James Tobin wrote:
>My first acquaintance with Sandor's playing was his recording of Bach's
>Overture in the French Manner on an early Columbia LP. One of my favorite
>performances of anything, though a piano teacher of mine once dismissed
>it as "romantic." An odd thing to say about a student of Bartok, I think.
>In any case, Sandor made the music flow in a way I have never heard
>anyone else come near.
Am I correct is assuming that you think a student of Bartok should
not be romantic...and by implication, that Bartok was not a romantic?
For me, making an equation between Bartok and romanticism is a natural
association. I think of the early works of Bartok, works like the Scherzo
for piano and orchestra which sounds like Liszt, and Bluebeard's Castle
which reminds me of Janacek.
I am reminded of the folksong recordings Bartok made and how he captured
the spirit of the music in romantic terms. There is a bite to the folk
music, and hence there is a bite to his assimilation of the style. But
for me, that does not make it any less romantic.
I must admit I have never been a fan of Sandor's Bartok. Perhaps odd
to say since he was so associated with the music. My first encounter
with the Bartok Piano Concertos was Sandor's old recordings on Vox. The
middle movement of the Second Concerto was, for me, the best of the set.
It was several years before I found a recording of the First Concerto

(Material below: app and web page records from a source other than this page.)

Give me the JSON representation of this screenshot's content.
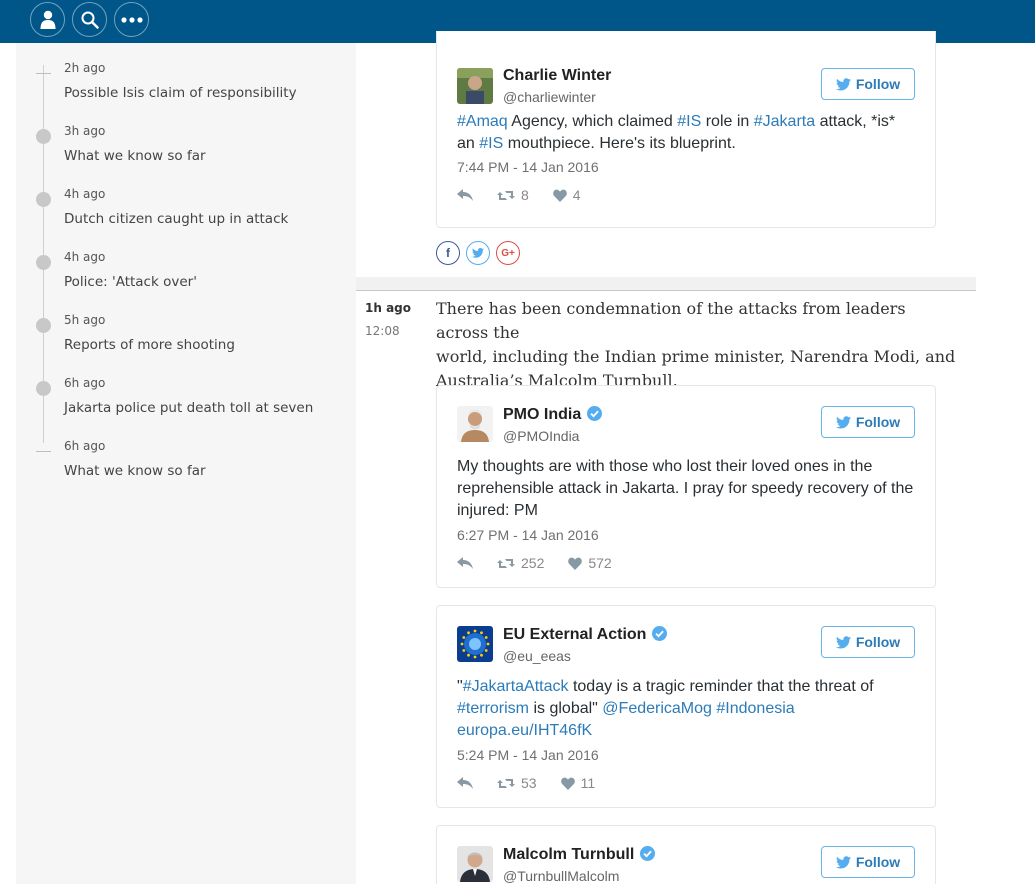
{
  "topbar": {
    "buttons": [
      {
        "icon": "profile-icon"
      },
      {
        "icon": "search-icon"
      },
      {
        "icon": "more-icon"
      }
    ]
  },
  "sidebar": {
    "items": [
      {
        "time": "2h ago",
        "title": "Possible Isis claim of responsibility",
        "marker": "dash"
      },
      {
        "time": "3h ago",
        "title": "What we know so far",
        "marker": "dot"
      },
      {
        "time": "4h ago",
        "title": "Dutch citizen caught up in attack",
        "marker": "dot"
      },
      {
        "time": "4h ago",
        "title": "Police: 'Attack over'",
        "marker": "dot"
      },
      {
        "time": "5h ago",
        "title": "Reports of more shooting",
        "marker": "dot"
      },
      {
        "time": "6h ago",
        "title": "Jakarta police put death toll at seven",
        "marker": "dot"
      },
      {
        "time": "6h ago",
        "title": "What we know so far",
        "marker": "dash"
      }
    ]
  },
  "follow_label": "Follow",
  "tweet_charlie": {
    "name": "Charlie Winter",
    "handle": "@charliewinter",
    "text1_tag": "#Amaq",
    "text1_a": " Agency, which claimed ",
    "text1_tag2": "#IS",
    "text1_b": " role in ",
    "text1_tag3": "#Jakarta",
    "text1_c": " attack, *is*",
    "text2_a": "an ",
    "text2_tag": "#IS",
    "text2_b": " mouthpiece. Here's its blueprint.",
    "date": "7:44 PM - 14 Jan 2016",
    "retweets": "8",
    "likes": "4"
  },
  "share": {
    "facebook": "f",
    "twitter": "t",
    "google": "G+"
  },
  "post": {
    "time_ago": "1h ago",
    "clock": "12:08",
    "line1": "There has been condemnation of the attacks from leaders across the",
    "line2": "world, including the Indian prime minister, Narendra Modi, and",
    "line3": "Australia’s Malcolm Turnbull."
  },
  "tweet_pmo": {
    "name": "PMO India",
    "handle": "@PMOIndia",
    "line1": "My thoughts are with those who lost their loved ones in the",
    "line2": "reprehensible attack in Jakarta. I pray for speedy recovery of the",
    "line3": "injured: PM",
    "date": "6:27 PM - 14 Jan 2016",
    "retweets": "252",
    "likes": "572"
  },
  "tweet_eu": {
    "name": "EU External Action",
    "handle": "@eu_eeas",
    "l1_pre": "\"",
    "l1_tag": "#JakartaAttack",
    "l1_post": " today is a tragic reminder that the threat of",
    "l2_tag": "#terrorism",
    "l2_mid": " is global\" ",
    "l2_mention": "@FedericaMog",
    "l2_sp": " ",
    "l2_tag2": "#Indonesia",
    "l3_link": "europa.eu/IHT46fK",
    "date": "5:24 PM - 14 Jan 2016",
    "retweets": "53",
    "likes": "11"
  },
  "tweet_turnbull": {
    "name": "Malcolm Turnbull",
    "handle": "@TurnbullMalcolm"
  },
  "colors": {
    "nav": "#005689",
    "link": "#2b7bb9",
    "verified": "#55acee",
    "sidebar_bg": "#f6f6f6"
  }
}
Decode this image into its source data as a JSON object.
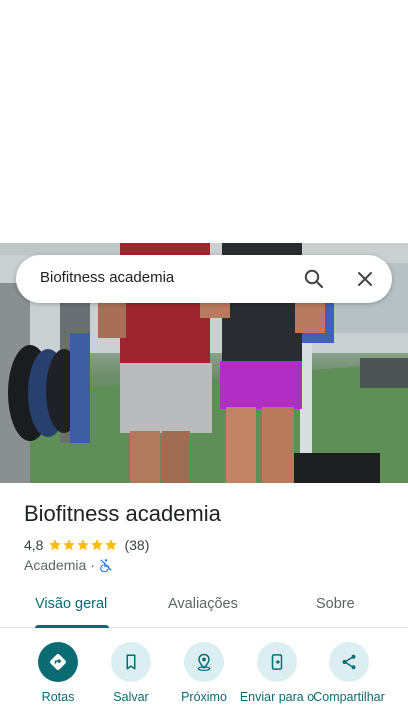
{
  "search": {
    "query": "Biofitness academia",
    "icons": [
      "search-icon",
      "close-icon"
    ]
  },
  "place": {
    "name": "Biofitness academia",
    "rating": "4,8",
    "stars": 5,
    "reviews": "(38)",
    "category": "Academia",
    "separator": "·",
    "accessibility_icon": "no-wheelchair-icon"
  },
  "tabs": [
    {
      "label": "Visão geral",
      "active": true
    },
    {
      "label": "Avaliações",
      "active": false
    },
    {
      "label": "Sobre",
      "active": false
    }
  ],
  "actions": [
    {
      "label": "Rotas",
      "icon": "directions-icon"
    },
    {
      "label": "Salvar",
      "icon": "bookmark-icon"
    },
    {
      "label": "Próximo",
      "icon": "nearby-icon"
    },
    {
      "label": "Enviar para o",
      "icon": "send-to-phone-icon"
    },
    {
      "label": "Compartilhar",
      "icon": "share-icon"
    }
  ],
  "colors": {
    "accent": "#0b6b72",
    "action_bg": "#dbeff2",
    "star": "#fbbc04"
  }
}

that gave me an appreciation for that work. I am also reminded of the
lovely Lipatti performance of the Third, and a vigorous reading when
Copland conducted it with the Boston Symphony, with Foster at the piano,
a broadcast tape I listen to from time to time.
Sandor's second set of Bartok recordings left me very disappointed.
Sandor's Bartok just didn't do it for me.